Some regions of Virginia will be able to absorb the influx of Medicaid patients better than others. The major metropolitan areas have higher doctor-population ratios than the non-metros. Indeed, as shown in the map at atop of this post, a 2013 presentation to the Joint Commission on Health Care designated much of the state as “primary care shortage areas.” That presentation cited a shortage of 126 primary care physicians in those areas.

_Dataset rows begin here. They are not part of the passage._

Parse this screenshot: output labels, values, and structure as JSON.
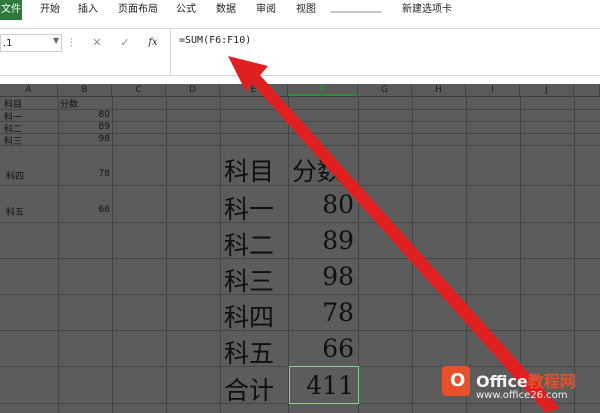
{
  "ribbon": {
    "file_tab": "文件",
    "tabs": [
      "开始",
      "插入",
      "页面布局",
      "公式",
      "数据",
      "审阅",
      "视图",
      "新建选项卡"
    ],
    "accent_color": "#2e7a3e"
  },
  "formula_bar": {
    "name_box": ".1",
    "cancel_icon": "close-icon",
    "confirm_icon": "check-icon",
    "fx_label": "fx",
    "formula": "=SUM(F6:F10)"
  },
  "columns": [
    "A",
    "B",
    "C",
    "D",
    "E",
    "F",
    "G",
    "H",
    "I",
    "J"
  ],
  "selected_column": "F",
  "small_table": {
    "header": [
      "科目",
      "分数"
    ],
    "rows": [
      {
        "subject": "科一",
        "score": "80"
      },
      {
        "subject": "科二",
        "score": "89"
      },
      {
        "subject": "科三",
        "score": "98"
      },
      {
        "subject": "科四",
        "score": "78"
      },
      {
        "subject": "科五",
        "score": "66"
      }
    ]
  },
  "big_table": {
    "header": [
      "科目",
      "分数"
    ],
    "rows": [
      {
        "subject": "科一",
        "score": "80"
      },
      {
        "subject": "科二",
        "score": "89"
      },
      {
        "subject": "科三",
        "score": "98"
      },
      {
        "subject": "科四",
        "score": "78"
      },
      {
        "subject": "科五",
        "score": "66"
      }
    ],
    "total_label": "合计",
    "total_value": "411"
  },
  "annotation": {
    "arrow_color": "#e02020"
  },
  "watermark": {
    "logo_letter": "O",
    "title_main": "Office",
    "title_accent": "教程网",
    "url": "www.office26.com"
  }
}
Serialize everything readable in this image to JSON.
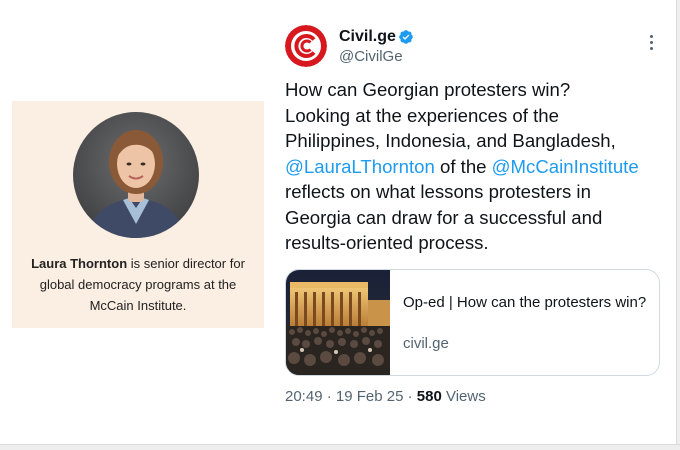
{
  "caption": {
    "name": "Laura Thornton",
    "line1_rest": " is senior director for",
    "line2": "global democracy programs at the",
    "line3": "McCain Institute."
  },
  "tweet": {
    "display_name": "Civil.ge",
    "handle": "@CivilGe",
    "text_lines": [
      "How can Georgian protesters win?",
      "Looking at the experiences of the",
      "Philippines, Indonesia, and Bangladesh,"
    ],
    "mention1": "@LauraLThornton",
    "mid_text": " of the ",
    "mention2": "@McCainInstitute",
    "text_lines_after": [
      "reflects on what lessons protesters in",
      "Georgia can draw for a successful and",
      "results-oriented process."
    ],
    "time": "20:49",
    "separator": " · ",
    "date": "19 Feb 25",
    "views_count": "580",
    "views_label": " Views"
  },
  "link_card": {
    "title": "Op-ed | How can the protesters win?",
    "domain": "civil.ge"
  },
  "icons": {
    "avatar": "civil-ge-logo",
    "verified": "verified-badge-icon",
    "more": "more-options-icon"
  },
  "colors": {
    "link_blue": "#1d9bf0",
    "brand_red": "#d7191f",
    "muted": "#536471",
    "card_bg": "#fbeee2"
  }
}
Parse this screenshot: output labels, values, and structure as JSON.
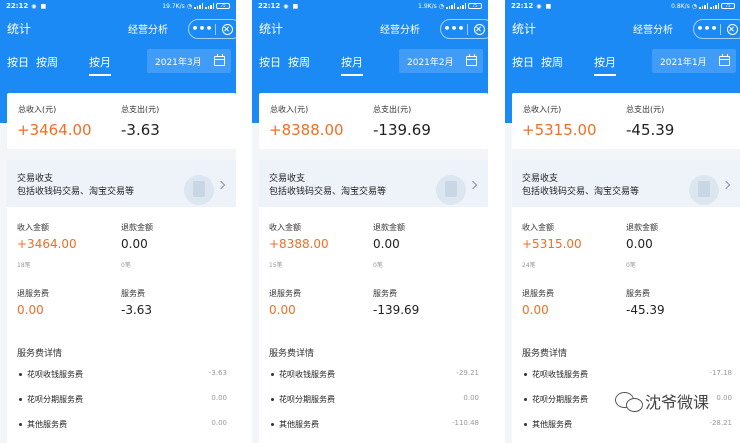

If physicians have limited capacity to accept new patients, whom are they most likely to accept — Medicaid patients for whom they are reimbursed at 71% of the Medicare benchmark, Medicare patients, or privately insured patients who pay a premium? Most physicians have compassion for the poor, but they have businesses to run, and it helps no one if they go out of business. It’s no surprise that almost 30% of physicians said they either did not accept Medicaid patients or were not taking in new ones.
How much will those physicians’ calculus change if DMAS bumps up their Medicaid reimbursement from 71% to 80% of the Medicare benchmark? Will urban and suburban docs take on more Medicaid patients? Will higher compensation induce more physicians to move into health professional shortage areas?
The shortage of physicians willing and able to treat Medicaid patients appears to be an intractable problem with no quick fix. I have no confidence that the DMAS proposal will have a meaningful impact. And I fully expect the Northam administration to come back to the General Assembly in a couple of years saying that more money is needed.
All of these matters were on full display for all to see, as the “Virginia Physician Workforce Shortage” presentation made abundantly clear in January 2017, almost two years ago. But in the rush to enact Medicaid expansion, Virginia’s political class and its enablers in the media ignored them. Medicaid “coverage” could prove to be meaningless for thousands. And lawmakers likely will be cleaning up their mess for years to come.